He left Germany to study in England where he started to formulate his own ideas.  He wrote a book in which he developed a whole life and world-view that gave birth to a movement that was designed to change the world.  In the book, he described religion as an "opiate for the masses" that could be explained totally in terms of economics.

Today, billions of people live under the religious system invented by this one embittered man.  His name was Karl Marx.  The influence of his father's hypocrisy is still being keenly felt around the world.

"When you fast, don't (do) as the hypocrites do, who try to look pale and disheveled so people will admire them.  I assure you, that is the only reward they will ever get.  Matt. 6:16

Friday, March 18, 2016

Introduction to My New Blog; Hymns That Preach

I am the song leader in my church. I am not very proficient as a musician or a choral director. One of these days, I pray God will send someone more capable, to take this ministry from me. But for the time being it is my responsibility to select the music and lead the congregation in the singing every week.

I take that responsibility seriously. The hymns and songs that I select must be doctrinally sound, they must be appropriate for worship with a God-centered worldview, and I try to select music that will reinforce and, support the text and subject of my pastor’s messages.

Some of us have been singing these great hymns for years; the words roll off our lips but the messages often don't engage our minds or penetrate our hearts. With the apostle Paul, I want the congregation to "sing with understanding."

So for the past couple years, it has been my practice to select one hymn each week, research it, and then highlight it with a short introductory commentary so that the congregation will be more informed regarding its origin, the author's testimony, or the doctrinal significance of the hymns we sing.

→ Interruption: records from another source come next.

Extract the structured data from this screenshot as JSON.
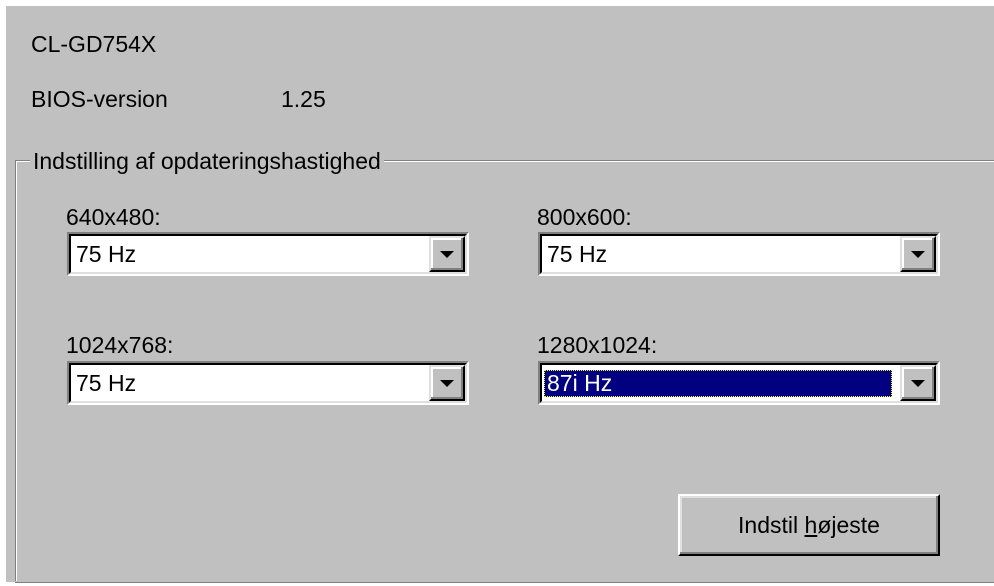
{
  "info": {
    "chip": "CL-GD754X",
    "bios_label": "BIOS-version",
    "bios_value": "1.25"
  },
  "refresh_group": {
    "title": "Indstilling af opdateringshastighed",
    "res_640": {
      "label": "640x480:",
      "value": "75 Hz"
    },
    "res_800": {
      "label": "800x600:",
      "value": "75 Hz"
    },
    "res_1024": {
      "label": "1024x768:",
      "value": "75 Hz"
    },
    "res_1280": {
      "label": "1280x1024:",
      "value": "87i Hz"
    }
  },
  "buttons": {
    "set_highest_prefix": "Indstil ",
    "set_highest_mnemonic": "h",
    "set_highest_suffix": "øjeste"
  },
  "icons": {
    "dropdown": "chevron-down-icon"
  },
  "colors": {
    "panel": "#c0c0c0",
    "selection": "#000080",
    "field": "#ffffff"
  }
}
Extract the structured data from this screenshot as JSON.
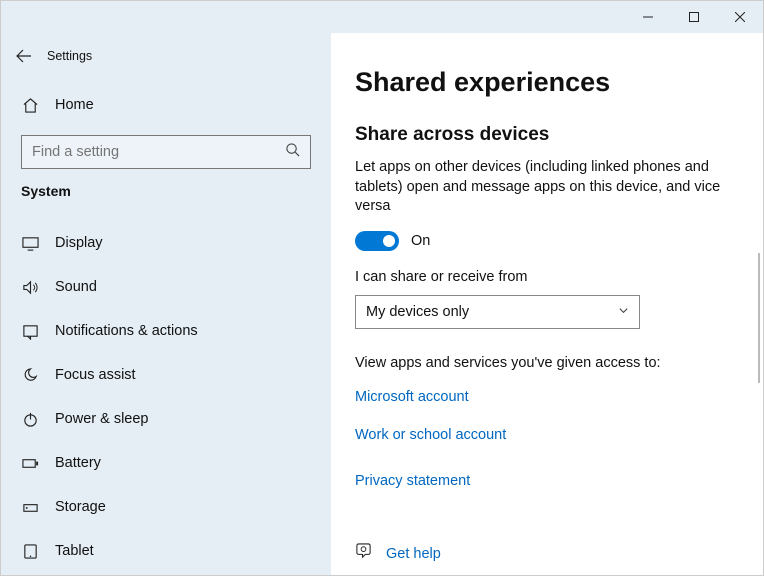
{
  "window": {
    "app_title": "Settings"
  },
  "sidebar": {
    "home": "Home",
    "search_placeholder": "Find a setting",
    "category": "System",
    "items": [
      {
        "label": "Display"
      },
      {
        "label": "Sound"
      },
      {
        "label": "Notifications & actions"
      },
      {
        "label": "Focus assist"
      },
      {
        "label": "Power & sleep"
      },
      {
        "label": "Battery"
      },
      {
        "label": "Storage"
      },
      {
        "label": "Tablet"
      }
    ]
  },
  "main": {
    "page_title": "Shared experiences",
    "section_title": "Share across devices",
    "description": "Let apps on other devices (including linked phones and tablets) open and message apps on this device, and vice versa",
    "toggle_state": "On",
    "share_from_label": "I can share or receive from",
    "share_from_value": "My devices only",
    "view_apps_label": "View apps and services you've given access to:",
    "links": {
      "ms_account": "Microsoft account",
      "work_account": "Work or school account",
      "privacy": "Privacy statement"
    },
    "get_help": "Get help"
  }
}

Today I have launched a new Blog, "Hymns that Preach."  At the top of this blog, is a page tab that will link directly to the new blog.  It is my intention, there, to archive these commentaries and make them freely available to other church song leaders.  I know that some of the comments contain a little of my edgy style, but please feel free to adapt them or use them any way you can for the edification of your congregation and to the glory of God.